An exact reproduction of the records is required. Images must be left out.

--- DATA TO PROCESS ---

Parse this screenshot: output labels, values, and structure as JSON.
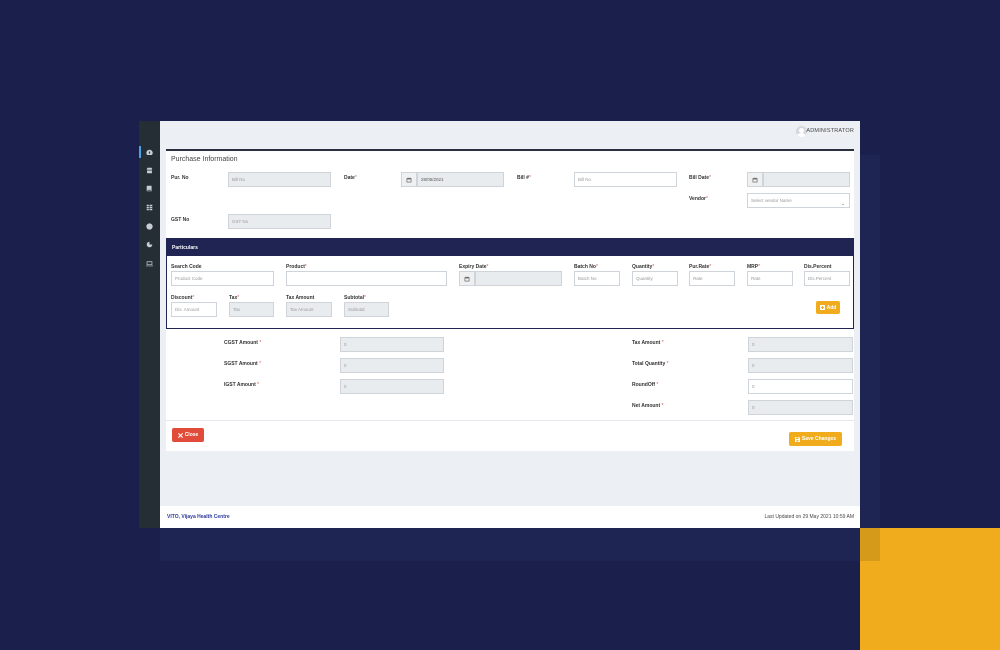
{
  "header": {
    "user_name": "ADMINISTRATOR"
  },
  "sidebar": {
    "icons": [
      "dashboard-icon",
      "store-icon",
      "book-icon",
      "grid-icon",
      "alert-icon",
      "chart-icon",
      "monitor-icon"
    ]
  },
  "form": {
    "title": "Purchase Information",
    "pur_no": {
      "label": "Pur. No",
      "placeholder": "Bill No"
    },
    "date": {
      "label": "Date",
      "value": "28/05/2021"
    },
    "bill_no": {
      "label": "Bill #",
      "placeholder": "Bill No"
    },
    "bill_date": {
      "label": "Bill Date"
    },
    "vendor": {
      "label": "Vendor",
      "placeholder": "Select vendor Name"
    },
    "gst_no": {
      "label": "GST No",
      "placeholder": "GST No"
    }
  },
  "particulars": {
    "title": "Particulars",
    "search_code": {
      "label": "Search Code",
      "placeholder": "Product Code"
    },
    "product": {
      "label": "Product"
    },
    "expiry_date": {
      "label": "Expiry Date"
    },
    "batch_no": {
      "label": "Batch No",
      "placeholder": "Batch No"
    },
    "quantity": {
      "label": "Quantity",
      "placeholder": "Quantity"
    },
    "pur_rate": {
      "label": "Pur.Rate",
      "placeholder": "Rate"
    },
    "mrp": {
      "label": "MRP",
      "placeholder": "Rate"
    },
    "dis_percent": {
      "label": "Dis.Percent",
      "placeholder": "Dis.Percent"
    },
    "discount": {
      "label": "Discount",
      "placeholder": "Dis. Amount"
    },
    "tax": {
      "label": "Tax",
      "placeholder": "Tax"
    },
    "tax_amount": {
      "label": "Tax Amount",
      "placeholder": "Tax Amount"
    },
    "subtotal": {
      "label": "Subtotal",
      "placeholder": "Subtotal"
    },
    "add_label": "Add"
  },
  "totals": {
    "cgst": {
      "label": "CGST Amount",
      "value": "0"
    },
    "sgst": {
      "label": "SGST Amount",
      "value": "0"
    },
    "igst": {
      "label": "IGST Amount",
      "value": "0"
    },
    "tax_amount": {
      "label": "Tax Amount",
      "value": "0"
    },
    "total_quantity": {
      "label": "Total Quantity",
      "value": "0"
    },
    "roundoff": {
      "label": "RoundOff",
      "value": "0"
    },
    "net_amount": {
      "label": "Net Amount",
      "value": "0"
    }
  },
  "actions": {
    "close_label": "Close",
    "save_label": "Save Changes"
  },
  "footer": {
    "brand": "VITO, Vijaya Health Centre",
    "updated": "Last Updated on 29 May 2021 10:59 AM"
  },
  "colors": {
    "navy": "#1f2453",
    "accent_yellow": "#f0ac1c",
    "danger": "#e04b3a",
    "sidebar": "#252e35"
  }
}
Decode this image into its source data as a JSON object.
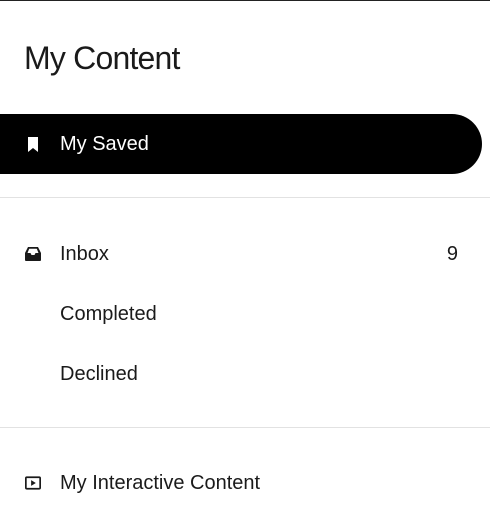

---

_REPLY TO THE EXERCISE:_
Parse this screenshot: output labels, values, and structure as JSON.
{
  "header": {
    "user_name": "ADMINISTRATOR"
  },
  "sidebar": {
    "icons": [
      "dashboard-icon",
      "store-icon",
      "book-icon",
      "grid-icon",
      "alert-icon",
      "chart-icon",
      "monitor-icon"
    ]
  },
  "form": {
    "title": "Purchase Information",
    "pur_no": {
      "label": "Pur. No",
      "placeholder": "Bill No"
    },
    "date": {
      "label": "Date",
      "value": "28/05/2021"
    },
    "bill_no": {
      "label": "Bill #",
      "placeholder": "Bill No"
    },
    "bill_date": {
      "label": "Bill Date"
    },
    "vendor": {
      "label": "Vendor",
      "placeholder": "Select vendor Name"
    },
    "gst_no": {
      "label": "GST No",
      "placeholder": "GST No"
    }
  },
  "particulars": {
    "title": "Particulars",
    "search_code": {
      "label": "Search Code",
      "placeholder": "Product Code"
    },
    "product": {
      "label": "Product"
    },
    "expiry_date": {
      "label": "Expiry Date"
    },
    "batch_no": {
      "label": "Batch No",
      "placeholder": "Batch No"
    },
    "quantity": {
      "label": "Quantity",
      "placeholder": "Quantity"
    },
    "pur_rate": {
      "label": "Pur.Rate",
      "placeholder": "Rate"
    },
    "mrp": {
      "label": "MRP",
      "placeholder": "Rate"
    },
    "dis_percent": {
      "label": "Dis.Percent",
      "placeholder": "Dis.Percent"
    },
    "discount": {
      "label": "Discount",
      "placeholder": "Dis. Amount"
    },
    "tax": {
      "label": "Tax",
      "placeholder": "Tax"
    },
    "tax_amount": {
      "label": "Tax Amount",
      "placeholder": "Tax Amount"
    },
    "subtotal": {
      "label": "Subtotal",
      "placeholder": "Subtotal"
    },
    "add_label": "Add"
  },
  "totals": {
    "cgst": {
      "label": "CGST Amount",
      "value": "0"
    },
    "sgst": {
      "label": "SGST Amount",
      "value": "0"
    },
    "igst": {
      "label": "IGST Amount",
      "value": "0"
    },
    "tax_amount": {
      "label": "Tax Amount",
      "value": "0"
    },
    "total_quantity": {
      "label": "Total Quantity",
      "value": "0"
    },
    "roundoff": {
      "label": "RoundOff",
      "value": "0"
    },
    "net_amount": {
      "label": "Net Amount",
      "value": "0"
    }
  },
  "actions": {
    "close_label": "Close",
    "save_label": "Save Changes"
  },
  "footer": {
    "brand": "VITO, Vijaya Health Centre",
    "updated": "Last Updated on 29 May 2021 10:59 AM"
  },
  "colors": {
    "navy": "#1f2453",
    "accent_yellow": "#f0ac1c",
    "danger": "#e04b3a",
    "sidebar": "#252e35"
  }
}
Decode this image into its source data as a JSON object.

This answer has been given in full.